The intended parents will also be receiving fertility treatments. Because they’re struggling with infertility, they’ll need treatments to help both of them become as fertile as possible. Otherwise, the formation of an embryo may never occur.
Even if your body is ready, they may still be struggling with their own treatments and may need to go through another egg retrieval or make sure their egg donor’s cycle is complete.
7) Legal Waiting Times
One vital step of the process after joining a California surrogate agency is to sit down with the surrogate attorney and parents who develop a surrogacy contract for you to review. This is called the gestational surrogacy agreement, or GSA for short. A surrogate agreement is formed in which all of the parties agree to how the healthy pregnancy is going to proceed. It will dictate who has custody of the child, what kind of treatments will be used, how the baby will be born, and what takes place after birth. For example, the parents might want to buy breastmilk from you.
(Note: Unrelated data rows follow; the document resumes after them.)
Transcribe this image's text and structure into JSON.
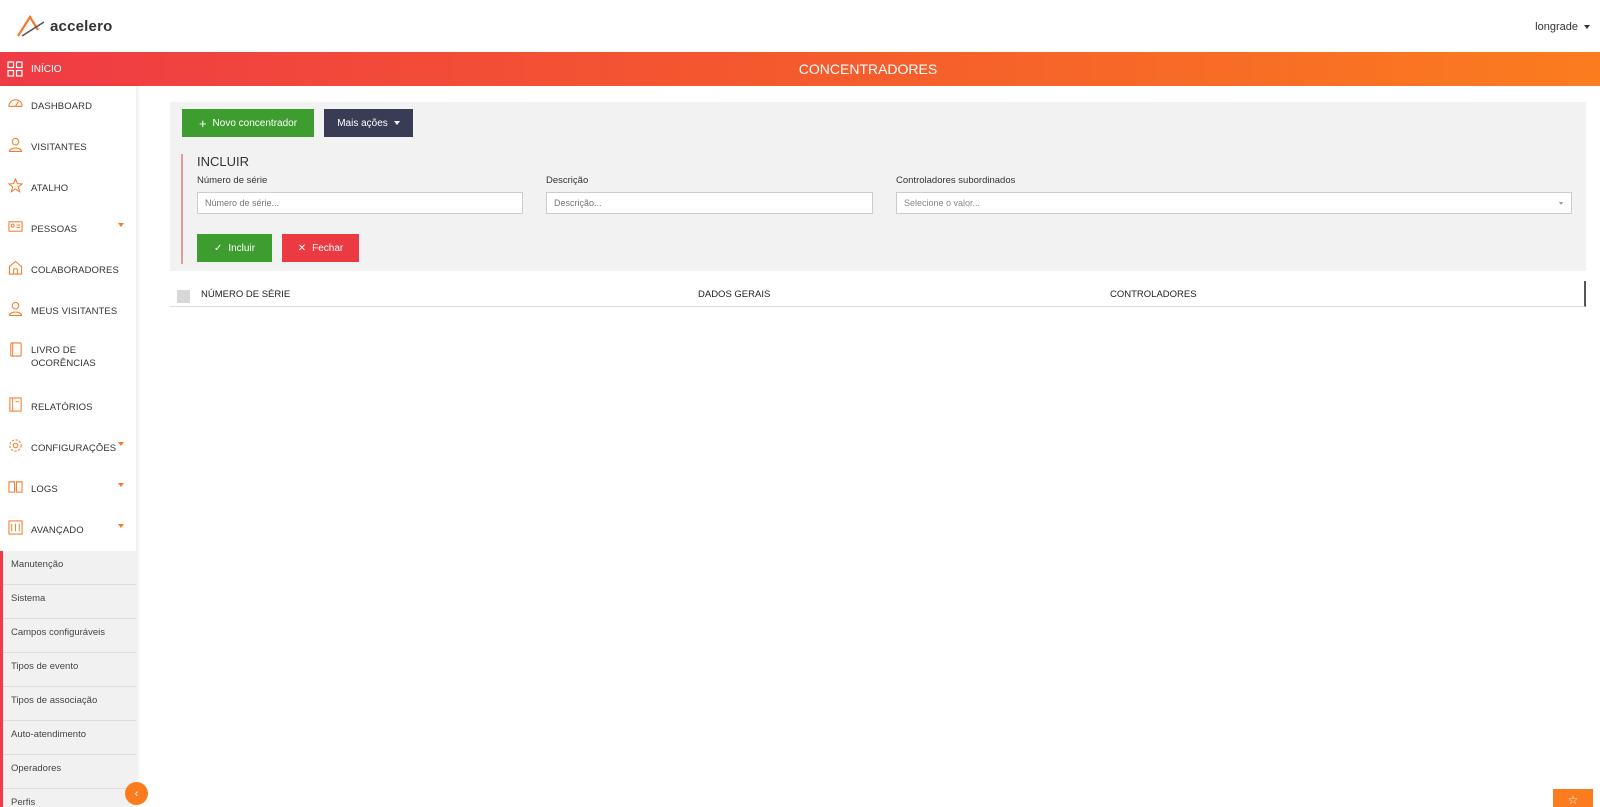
{
  "app": {
    "logo_text": "accelero",
    "user": "longrade"
  },
  "header": {
    "home_label": "INÍCIO",
    "page_title": "CONCENTRADORES"
  },
  "sidebar": {
    "items": [
      {
        "label": "DASHBOARD",
        "icon": "dashboard-icon"
      },
      {
        "label": "VISITANTES",
        "icon": "user-icon"
      },
      {
        "label": "ATALHO",
        "icon": "star-icon"
      },
      {
        "label": "PESSOAS",
        "icon": "id-card-icon",
        "has_submenu": true
      },
      {
        "label": "COLABORADORES",
        "icon": "building-icon"
      },
      {
        "label": "MEUS VISITANTES",
        "icon": "user-icon"
      },
      {
        "label": "LIVRO DE OCORÊNCIAS",
        "icon": "book-icon"
      },
      {
        "label": "RELATÓRIOS",
        "icon": "report-icon"
      },
      {
        "label": "CONFIGURAÇÕES",
        "icon": "gear-icon",
        "has_submenu": true
      },
      {
        "label": "LOGS",
        "icon": "open-book-icon",
        "has_submenu": true
      },
      {
        "label": "AVANÇADO",
        "icon": "advanced-icon",
        "has_submenu": true
      }
    ],
    "submenu": [
      "Manutenção",
      "Sistema",
      "Campos configuráveis",
      "Tipos de evento",
      "Tipos de associação",
      "Auto-atendimento",
      "Operadores",
      "Perfis"
    ]
  },
  "toolbar": {
    "new_label": "Novo concentrador",
    "more_label": "Mais ações"
  },
  "form": {
    "title": "INCLUIR",
    "serial_label": "Número de série",
    "serial_placeholder": "Número de série...",
    "description_label": "Descrição",
    "description_placeholder": "Descrição...",
    "controllers_label": "Controladores subordinados",
    "controllers_placeholder": "Selecione o valor...",
    "include_label": "Incluir",
    "close_label": "Fechar"
  },
  "table": {
    "columns": [
      "NÚMERO DE SÉRIE",
      "DADOS GERAIS",
      "CONTROLADORES"
    ]
  },
  "colors": {
    "accent": "#fb7c1f",
    "red": "#ef3b45",
    "green": "#3d9d2e",
    "dark": "#393c54"
  }
}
It can sometimes take a while for the intended parents to pick their surrogate attorney. It might also take you some time, too. Luckily, our California surrogate agency can help you find a surrogate attorney.
The hardest part is making everyone work together to finding a solution and agreement that fits everyone. The negotiations can take days or months, depending on how parties are particular on certain issues.
8) Embryo Transfer
Surrogacy can also be extended when it comes time for the embryo transfer. The embryo transfer can go wrong many times. A healthy pregnancy isn’t guaranteed if the embryo doesn’t successfully transfer to the surrogate. Even after a series of fertility treatments, your body may still recognize the embryo as an intruder and destroy it.
Each failure means that you’re back at square one with fertility treatments. This cycle can continue on and on until the embryo finally is recognized by the body and starts to grow.
Sometimes intended parents and surrogate mothers don’t get along. You may find that your personality clashes too much with the parents assigned to you. In this case, you may want to be re-matched. While our California surrogate agency can do that, it’s also going to add time on the journey.
You’ll have to start the entire process over. Beginning with fertility treatments, you’ll need to wait for months for them to start working on your body. Then you’ll have to hope that the embryo transfer is successful.
Re-matching can take some time, too. The agency may need to spend a little extra time to ensure that you receive parents that you get along with.
10) The Pregnancy
The tenth and most important in the steps to becoming a surrogate is the pregnancy! Once all of the above hurdles are jumped through, you have nine months of pregnancy awaiting you.
Even if the rest of the process went smoothly, it’s time to make it to the finish line!
It’s easy to understand why a surrogate journey can take longer than a year and closer to two years even if everything is going perfectly. If you’re thinking about becoming a surrogate, then you should be prepared to make a time commitment for at least two years. Although the road may be long, it’s ultimately worth it when you help infertile parents.
Apply here to become a surrogate with us!
Get Started On the Surrogacy Journey Today!